The point of this very long post was to show all the new mums (and there have been quite a few in the last little bit) that no, being a new parent isn’t easy. Everyone struggles with some aspect of it. We should be able to complain and admit that we don’t enjoy everything that goes along with it. That doesn’t mean that we don’t love being a new mum and don’t love our babies because we do. There’s a crazy kind of love that you don’t experience until you have your baby and I wouldn’t ever give that up for anything. No matter how many sleepless nights I have, no matter how many times I get engorged, I can’t imagine my life going back to how it was before Dmitri.

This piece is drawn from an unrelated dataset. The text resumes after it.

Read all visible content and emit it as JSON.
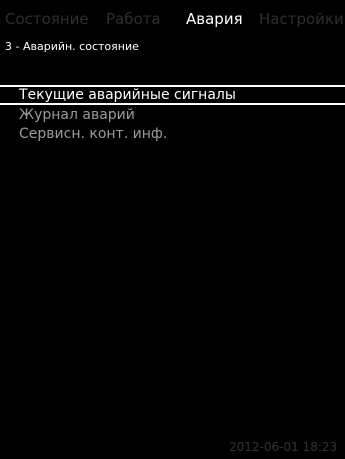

I think some people need to remember that just because someone isn’t constantly complaining about how much pain they are in or how they are struggling, it doesn’t mean that they aren’t. Being in pain from surgery was constant and I didn’t think I needed to talk about it every second (though apparently I did). This doesn’t just apply to physical health but mental as well. Anxiety and depression and the like aren’t things that pop up to say hi for 20 minutes then go away. Until the person gets help, it’s ever present. And sometimes even with help, it’s still there a bit. Or a lot. With new mums, we need to remember that they are probably struggling with something and maybe doesn’t want to admit it. New mums and dads need all the support they can get. If you’ve had children, talk about what you struggled with. If you didn’t have any issues you are either full of shit or have completely forgotten. Even If you didn’t have the same issue, be supportive. Don’t pick fights and argue and assume that the new mum being quiet is because she’s pissed at you for some reason. She is probably worried about how she can overcome her issue or is tired. Or in pain. Or all 3.  Try reminding her that everyone struggles in the beginning and while it doesn’t seem like it now, it will get better. “It Will Get Better” was my mantra until about 2 weeks ago because it finally did get better.  That doesn’t mean that I still don’t struggle with feeding him or the pain of healing but it’s much better than it was and I know It Can Only Get Better

It’s The Little Things

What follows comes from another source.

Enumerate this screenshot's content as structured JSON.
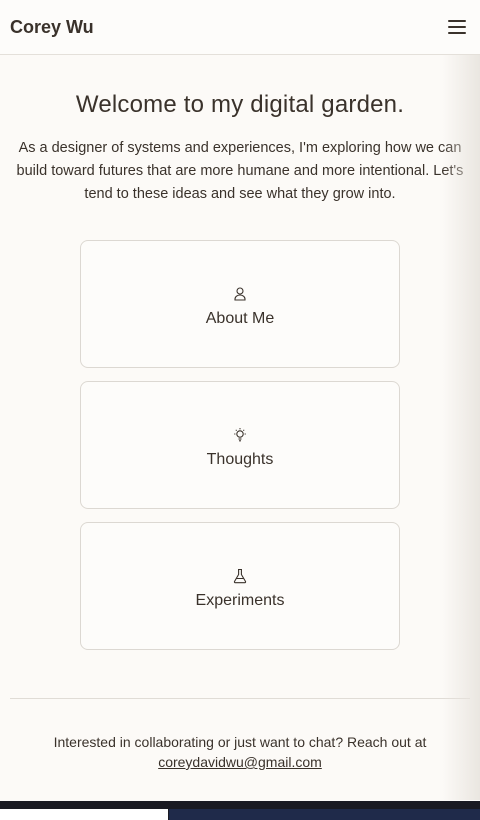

Today was the first day in 2 weeks that I was able to shave my legs. This may not seem like much but for me, it’s pretty big. It’s the first time I’ve been able to bend over without much pain. Until just recently, putting on pants has been difficult and socks took me at least a minute per sock. While I still have difficulty with those, I am finally feeling like I am healing and can possibly see a faint light at the end of the pain tunnel. I know I still have quite a ways to go but at least now I can see the baby steps getting me there.